**EXERCISE DIRECTIONS:** Pull every line that includes the word "this" out of the data below and copy it.

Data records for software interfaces

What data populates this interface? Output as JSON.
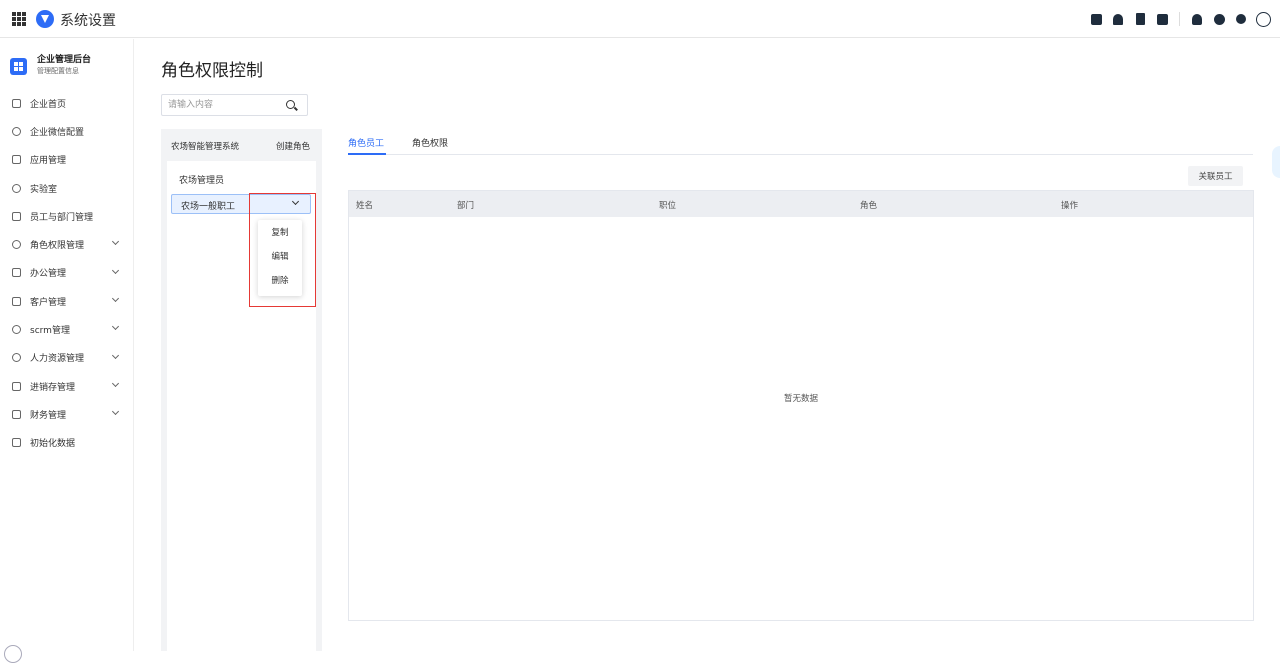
{
  "header": {
    "title": "系统设置"
  },
  "sidebar": {
    "brand_name": "企业管理后台",
    "brand_sub": "管理配置信息",
    "items": [
      {
        "label": "企业首页",
        "icon": "home-icon",
        "expandable": false
      },
      {
        "label": "企业微信配置",
        "icon": "wechat-icon",
        "expandable": false
      },
      {
        "label": "应用管理",
        "icon": "apps-icon",
        "expandable": false
      },
      {
        "label": "实验室",
        "icon": "lab-icon",
        "expandable": false
      },
      {
        "label": "员工与部门管理",
        "icon": "team-icon",
        "expandable": false
      },
      {
        "label": "角色权限管理",
        "icon": "role-icon",
        "expandable": true
      },
      {
        "label": "办公管理",
        "icon": "office-icon",
        "expandable": true
      },
      {
        "label": "客户管理",
        "icon": "customer-icon",
        "expandable": true
      },
      {
        "label": "scrm管理",
        "icon": "scrm-icon",
        "expandable": true
      },
      {
        "label": "人力资源管理",
        "icon": "hr-icon",
        "expandable": true
      },
      {
        "label": "进销存管理",
        "icon": "inventory-icon",
        "expandable": true
      },
      {
        "label": "财务管理",
        "icon": "finance-icon",
        "expandable": true
      },
      {
        "label": "初始化数据",
        "icon": "init-icon",
        "expandable": false
      }
    ]
  },
  "main": {
    "title": "角色权限控制",
    "search_placeholder": "请输入内容",
    "role_panel": {
      "system_name": "农场智能管理系统",
      "create_label": "创建角色",
      "roles": [
        "农场管理员",
        "农场一般职工"
      ],
      "dropdown": [
        "复制",
        "编辑",
        "删除"
      ]
    },
    "tabs": [
      "角色员工",
      "角色权限"
    ],
    "assoc_button": "关联员工",
    "table": {
      "columns": [
        "姓名",
        "部门",
        "职位",
        "角色",
        "操作"
      ],
      "empty_text": "暂无数据"
    }
  },
  "colors": {
    "accent": "#2d6cf6",
    "highlight_box": "#e53935"
  }
}
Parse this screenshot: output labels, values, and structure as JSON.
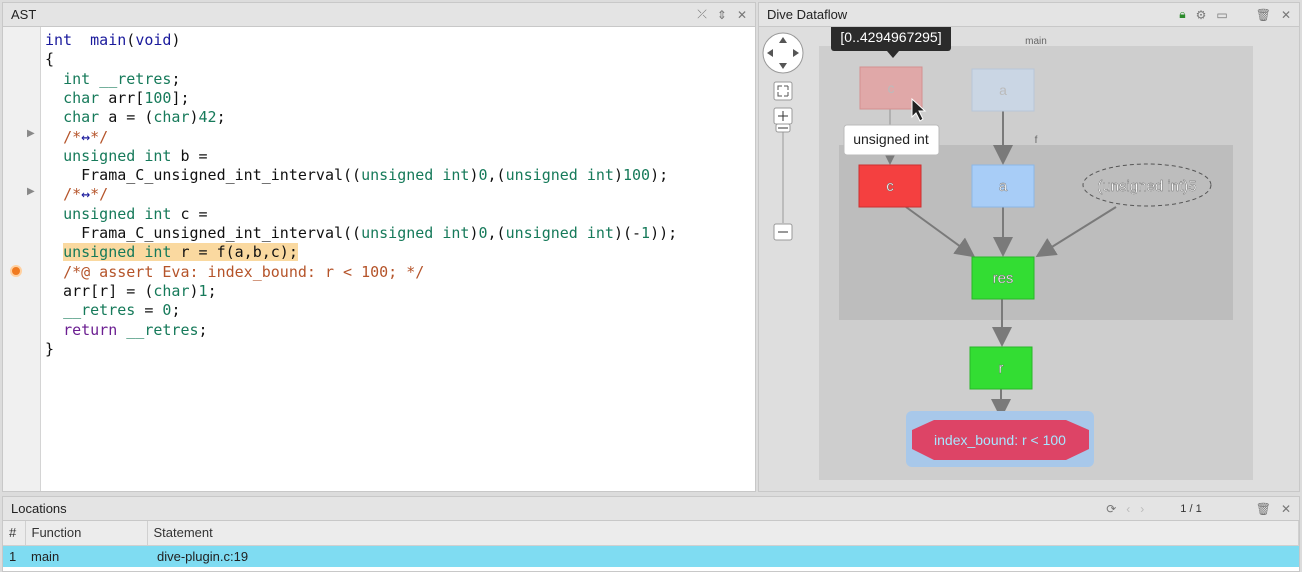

**TASK OUTPUT:**
What data populates this interface? Output as JSON.
Parse this screenshot: output labels, values, and structure as JSON.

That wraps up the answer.